The mid-engined icon is still hard to resist.
The mid-engined Lamborghini Miura was like nothing else before it when it arrived in the 1960s. Its unique layout spawned countless classic Lambos, including the venomous Aventador S we have today. Fewer than 800 Miuras were made, which is why it's not a big shock when it sells for upwards of $2 million when one does go up for auction. But even rarer than the Miura is the Miura SV (Spinto Veloce), of which only 147 were built. It arrived in 1971 with its output increased to 380 horsepower from the V12 engine - it could reach almost 180 mph, a remarkable feat for the period.

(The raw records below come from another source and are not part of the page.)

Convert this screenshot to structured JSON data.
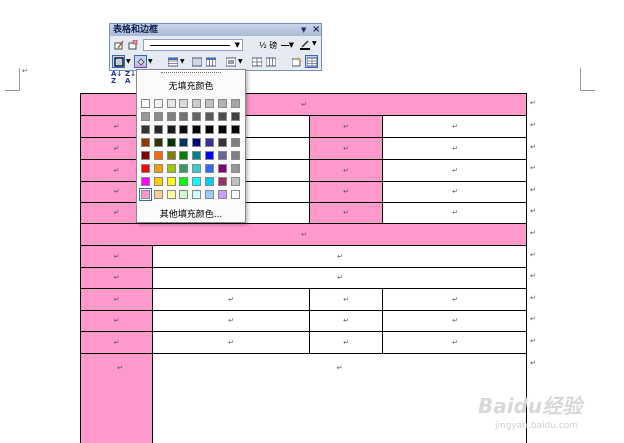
{
  "toolbar": {
    "title": "表格和边框",
    "line_weight": "½ 磅",
    "icons": [
      "draw-table-icon",
      "eraser-icon",
      "line-style-combo",
      "line-weight-combo",
      "border-color-icon",
      "outside-border-icon",
      "shading-color-icon",
      "insert-table-icon",
      "merge-cells-icon",
      "split-cells-icon",
      "align-icon",
      "distribute-rows-icon",
      "distribute-columns-icon",
      "autoformat-icon",
      "show-gridlines-icon",
      "sort-ascending-icon",
      "sort-descending-icon"
    ]
  },
  "dropdown": {
    "no_fill_label": "无填充颜色",
    "more_colors_label": "其他填充颜色...",
    "swatches": [
      [
        "#ffffff",
        "#f2f2f2",
        "#e6e6e6",
        "#d9d9d9",
        "#cccccc",
        "#c0c0c0",
        "#b3b3b3",
        "#a6a6a6"
      ],
      [
        "#999999",
        "#8c8c8c",
        "#808080",
        "#737373",
        "#666666",
        "#595959",
        "#4d4d4d",
        "#404040"
      ],
      [
        "#333333",
        "#262626",
        "#1a1a1a",
        "#0d0d0d",
        "#000000",
        "#000000",
        "#000000",
        "#000000"
      ],
      [
        "#993300",
        "#333300",
        "#003300",
        "#003366",
        "#000080",
        "#333399",
        "#333333",
        "#808080"
      ],
      [
        "#800000",
        "#ff6600",
        "#808000",
        "#008000",
        "#008080",
        "#0000ff",
        "#666699",
        "#808080"
      ],
      [
        "#ff0000",
        "#ff9900",
        "#99cc00",
        "#339966",
        "#33cccc",
        "#3366ff",
        "#800080",
        "#969696"
      ],
      [
        "#ff00ff",
        "#ffcc00",
        "#ffff00",
        "#00ff00",
        "#00ffff",
        "#00ccff",
        "#993366",
        "#c0c0c0"
      ],
      [
        "#ff99cc",
        "#ffcc99",
        "#ffff99",
        "#ccffcc",
        "#ccffff",
        "#99ccff",
        "#cc99ff",
        "#ffffff"
      ]
    ],
    "selected": "#ff99cc"
  },
  "document": {
    "cell_mark": "↵",
    "shading_color": "#ff99cc"
  },
  "watermark": {
    "brand": "Baidu经验",
    "sub": "jingyan.baidu.com"
  }
}
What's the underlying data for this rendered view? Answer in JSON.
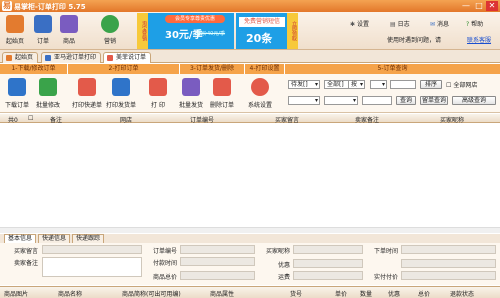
{
  "app": {
    "title": "易掌柜-订单打印 5.75",
    "logo_text": "易"
  },
  "window": {
    "minimize": "—",
    "maximize": "□",
    "close": "✕"
  },
  "topnav": [
    {
      "label": "起始页",
      "color": "#e37b2f"
    },
    {
      "label": "订单",
      "color": "#3a6fc4"
    },
    {
      "label": "商品",
      "color": "#7a5cc0"
    },
    {
      "label": "营销",
      "color": "#3aa34a"
    }
  ],
  "ad1": {
    "badge": "淘宝营销",
    "line1": "会员专享尊贵优惠",
    "price": "30元/季",
    "old": "原价40元/季"
  },
  "ad2": {
    "line1": "免费营销短信",
    "line2": "20条",
    "tag": "立即领取"
  },
  "topright": {
    "settings": "设置",
    "log": "日志",
    "message": "消息",
    "help": "帮助",
    "question": "使用时遇到问题，请",
    "feedback": "联系客服"
  },
  "tabs": [
    {
      "label": "起始页"
    },
    {
      "label": "亚马逊订单打印"
    },
    {
      "label": "美菲说订单"
    }
  ],
  "steps": [
    "1-下载/修改订单",
    "2-打印订单",
    "3-订单发货/删除",
    "4-打印设置",
    "5-订单查询"
  ],
  "actions": [
    {
      "label": "下载订单",
      "color": "#2f74c9"
    },
    {
      "label": "批量修改",
      "color": "#3aa34a"
    },
    {
      "label": "打印快递单",
      "color": "#e35a4a"
    },
    {
      "label": "打印发货单",
      "color": "#2f74c9"
    },
    {
      "label": "打 印",
      "color": "#e35a4a"
    },
    {
      "label": "批量发货",
      "color": "#7a5cc0"
    },
    {
      "label": "删除订单",
      "color": "#e35a4a"
    },
    {
      "label": "系统设置",
      "color": "#e35a4a"
    }
  ],
  "filters": {
    "status": "待发[]",
    "all": "全部[]",
    "by": "按",
    "search_btn": "查询",
    "orderby": "排序",
    "all_stores": "全部网店",
    "local_query": "留单查询",
    "adv_query": "高级查询"
  },
  "grid_headers": [
    "共0",
    "备注",
    "网店",
    "订单编号",
    "买家留言",
    "卖家备注",
    "买家昵称"
  ],
  "detail_tabs": [
    "基本信息",
    "快递信息",
    "快递跟踪"
  ],
  "detail_fields": {
    "buyer_msg": "买家留言",
    "seller_note": "卖家备注",
    "order_no": "订单编号",
    "pay_time": "付款时间",
    "goods_total": "商品总价",
    "buyer_nick": "买家昵称",
    "discount": "优惠",
    "shipping": "运费",
    "order_time": "下单时间",
    "paid": "实付付价"
  },
  "item_headers": [
    "商品图片",
    "商品名称",
    "商品简称(可出可用编)",
    "商品属性",
    "货号",
    "单价",
    "数量",
    "优惠",
    "总价",
    "退款状态"
  ]
}
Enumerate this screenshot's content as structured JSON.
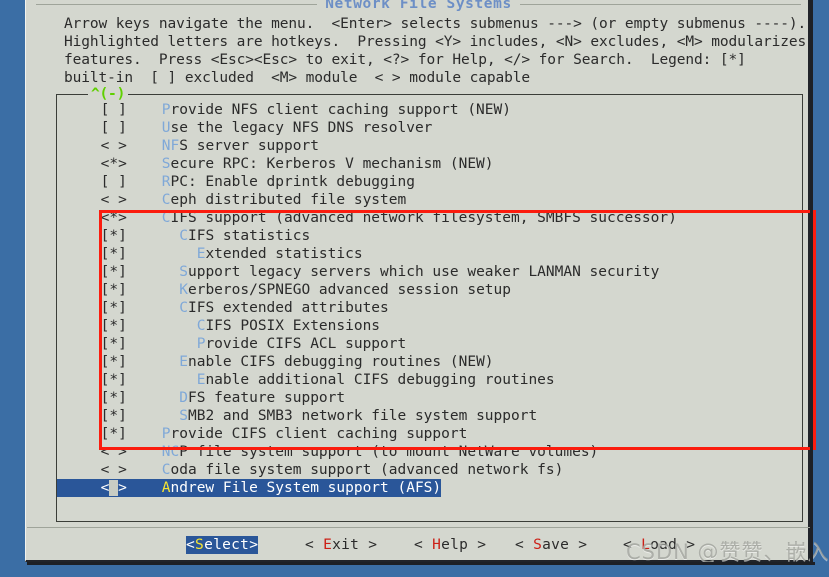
{
  "window": {
    "title": "Network File Systems",
    "background_color": "#3b6ea5",
    "dialog_color": "#d4d7cf"
  },
  "help": {
    "line1": "Arrow keys navigate the menu.  <Enter> selects submenus ---> (or empty submenus ----).",
    "line2": "Highlighted letters are hotkeys.  Pressing <Y> includes, <N> excludes, <M> modularizes",
    "line3": "features.  Press <Esc><Esc> to exit, <?> for Help, </> for Search.  Legend: [*]",
    "line4": "built-in  [ ] excluded  <M> module  < > module capable"
  },
  "scroll_indicator": "^(-)",
  "menu": {
    "items": [
      {
        "tag": "[ ]",
        "indent": 1,
        "hotkey": "P",
        "rest": "rovide NFS client caching support (NEW)",
        "selected": false
      },
      {
        "tag": "[ ]",
        "indent": 1,
        "hotkey": "U",
        "rest": "se the legacy NFS DNS resolver",
        "selected": false
      },
      {
        "tag": "< >",
        "indent": 1,
        "hotkey": "NF",
        "rest": "S server support",
        "selected": false
      },
      {
        "tag": "<*>",
        "indent": 1,
        "hotkey": "S",
        "rest": "ecure RPC: Kerberos V mechanism (NEW)",
        "selected": false
      },
      {
        "tag": "[ ]",
        "indent": 1,
        "hotkey": "R",
        "rest": "PC: Enable dprintk debugging",
        "selected": false
      },
      {
        "tag": "< >",
        "indent": 1,
        "hotkey": "C",
        "rest": "eph distributed file system",
        "selected": false
      },
      {
        "tag": "<*>",
        "indent": 1,
        "hotkey": "C",
        "rest": "IFS support (advanced network filesystem, SMBFS successor)",
        "selected": false
      },
      {
        "tag": "[*]",
        "indent": 2,
        "hotkey": "C",
        "rest": "IFS statistics",
        "selected": false
      },
      {
        "tag": "[*]",
        "indent": 3,
        "hotkey": "E",
        "rest": "xtended statistics",
        "selected": false
      },
      {
        "tag": "[*]",
        "indent": 2,
        "hotkey": "S",
        "rest": "upport legacy servers which use weaker LANMAN security",
        "selected": false
      },
      {
        "tag": "[*]",
        "indent": 2,
        "hotkey": "K",
        "rest": "erberos/SPNEGO advanced session setup",
        "selected": false
      },
      {
        "tag": "[*]",
        "indent": 2,
        "hotkey": "C",
        "rest": "IFS extended attributes",
        "selected": false
      },
      {
        "tag": "[*]",
        "indent": 3,
        "hotkey": "C",
        "rest": "IFS POSIX Extensions",
        "selected": false
      },
      {
        "tag": "[*]",
        "indent": 3,
        "hotkey": "P",
        "rest": "rovide CIFS ACL support",
        "selected": false
      },
      {
        "tag": "[*]",
        "indent": 2,
        "hotkey": "E",
        "rest": "nable CIFS debugging routines (NEW)",
        "selected": false
      },
      {
        "tag": "[*]",
        "indent": 3,
        "hotkey": "E",
        "rest": "nable additional CIFS debugging routines",
        "selected": false
      },
      {
        "tag": "[*]",
        "indent": 2,
        "hotkey": "D",
        "rest": "FS feature support",
        "selected": false
      },
      {
        "tag": "[*]",
        "indent": 2,
        "hotkey": "S",
        "rest": "MB2 and SMB3 network file system support",
        "selected": false
      },
      {
        "tag": "[*]",
        "indent": 1,
        "hotkey": "P",
        "rest": "rovide CIFS client caching support",
        "selected": false
      },
      {
        "tag": "< >",
        "indent": 1,
        "hotkey": "NC",
        "rest": "P file system support (to mount NetWare volumes)",
        "selected": false
      },
      {
        "tag": "< >",
        "indent": 1,
        "hotkey": "C",
        "rest": "oda file system support (advanced network fs)",
        "selected": false
      },
      {
        "tag": "< >",
        "indent": 1,
        "hotkey": "A",
        "rest": "ndrew File System support (AFS)",
        "selected": true
      }
    ]
  },
  "buttons": [
    {
      "left": "<",
      "hotkey": "S",
      "rest": "elect",
      "right": ">",
      "active": true
    },
    {
      "left": "< ",
      "hotkey": "E",
      "rest": "xit",
      "right": " >",
      "active": false
    },
    {
      "left": "< ",
      "hotkey": "H",
      "rest": "elp",
      "right": " >",
      "active": false
    },
    {
      "left": "< ",
      "hotkey": "S",
      "rest": "ave",
      "right": " >",
      "active": false
    },
    {
      "left": "< ",
      "hotkey": "L",
      "rest": "oad",
      "right": " >",
      "active": false
    }
  ],
  "annotation": {
    "type": "red-rectangle",
    "color": "#fb1c0e"
  },
  "watermark": "CSDN @赞赞、嵌入式"
}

We named the lighter, track-version of this car, the SVJ, as one of the rare Lamborghinis we'd love to own.
The version you see here is currently waiting for a lucky owner at Silverstone Auctions and is expected to fetch between £1,800,000 and £2,400,000 (up to $3.03 million). You don't end up with an estimate like that unless the car is something truly special, which this one is. Not only does it have just 32,014 miles on the clock, but it's one of the final few cars that had the more desirable split-sump engine. It's also one of just 11 right-hand drive versions. Originally left-hand drive, an Australian importer acquired this Miura after having it converted to right-hand drive, which was necessary to enable the car to be imported Down Under.
Chassis number 5036 is finished in Rosso Corsa and comes fitted with a limited-slip differential and air conditioning. Between 2004 and 2005, extensive refurbishments by Lamborghini Australia were said to total around $56,000. In 2010, it was imported to the UK and the paintwork was redone. The pictures are evidence that all work done on this Miura SV was meticulously completed and great effort was made to keep it as original as possible. It must be a joy to drive with its unfiltered V12 and five-speed manual gearbox, and whoever has the means to acquire this gem probably won't regret their decision.